After a cycle of inconclusive elections and an 18 month-stint in the opposition, Netanyahu returned to power in December at the head of a far-right government.

Netanyahu has denied any link between his trial and reforms to the justice system that his coalition is seeking and that have drawn strong opposition.

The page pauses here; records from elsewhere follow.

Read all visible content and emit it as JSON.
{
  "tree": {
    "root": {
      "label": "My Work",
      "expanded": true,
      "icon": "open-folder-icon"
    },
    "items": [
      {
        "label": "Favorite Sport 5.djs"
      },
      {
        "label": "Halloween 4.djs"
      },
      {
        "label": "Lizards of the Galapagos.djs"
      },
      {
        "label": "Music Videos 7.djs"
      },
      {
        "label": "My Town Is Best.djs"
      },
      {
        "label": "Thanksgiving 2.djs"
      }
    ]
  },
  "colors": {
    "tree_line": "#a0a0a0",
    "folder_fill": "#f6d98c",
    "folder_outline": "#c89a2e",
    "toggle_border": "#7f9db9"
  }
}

He has been indicted on charges of bribery, fraud and breach of trust for allegedly granting regulatory favours to businessmen in return for positive favourable media coverage.